Modern Python encourages programmers to use list comprehensions instead of loops, e.g., to write:

original = [3, 5, 7, 9]
doubled = [2 * x for x in original]
print(doubled)
#> [6, 10, 14, 18]

instead of:

doubled = []
for x in original:
  doubled.append(2 * x)
print(doubled)
#> [6, 10, 14, 18]

If original is a NumPy array, we can shorten this to:

doubled = 2 * original

As we have already seen, R provides the same capability in the language itself:

original <- c(3, 5, 7, 9)
doubled <- 2 * original
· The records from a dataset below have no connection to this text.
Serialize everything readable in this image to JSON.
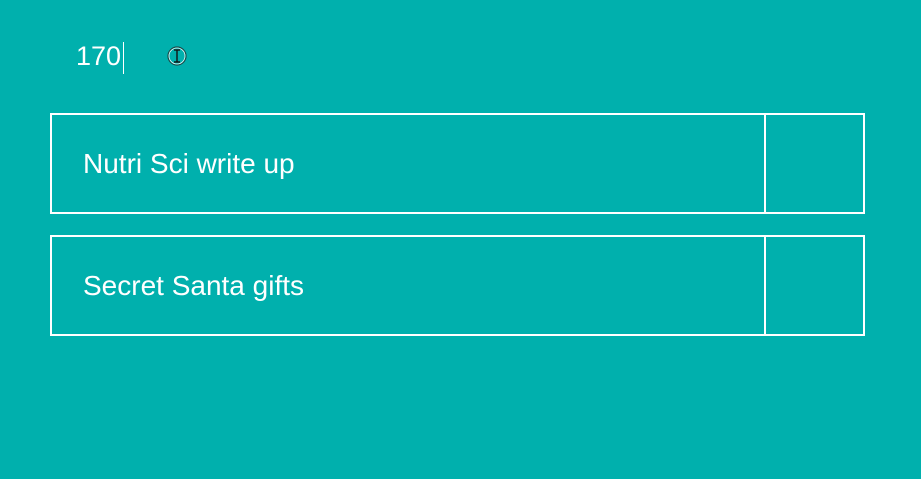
{
  "counter": {
    "value": "170"
  },
  "tasks": [
    {
      "label": "Nutri Sci write up"
    },
    {
      "label": "Secret Santa gifts"
    }
  ],
  "colors": {
    "background": "#00b0ad",
    "foreground": "#ffffff"
  },
  "icons": {
    "cursor": "text-cursor-ibeam-icon"
  }
}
If we want to perform more complex calculations, R encourages us to use a functional style of programming, in which data is transformed by successive operations much as reality itself is transformed by the will of the Great Old Ones. We begin by defining a function that does what we want:

double <- function(x) {
  2 * x
}

and then pass this function to sapply along with the data on which we want to operate:

sapply(1:10, double)
#>  [1]  2  4  6  8 10 12 14 16 18 20

This is clumsier than simply multiplying our values by two, but it illustrates the way in which higher-order functions work. We can use other higher-order functions to perform other operations, such as conditionals:

values <- -5:5
ifelse(values > 0, values, NA)
#>  [1] NA NA NA NA NA NA  1  2  3  4  5

R provides many other higher-order functions, but their semantics are sometimes confusing. We therefore encourage programmers to use the functions provided by the tidyverse instead; these will be discussed in the next lesson.

Key Points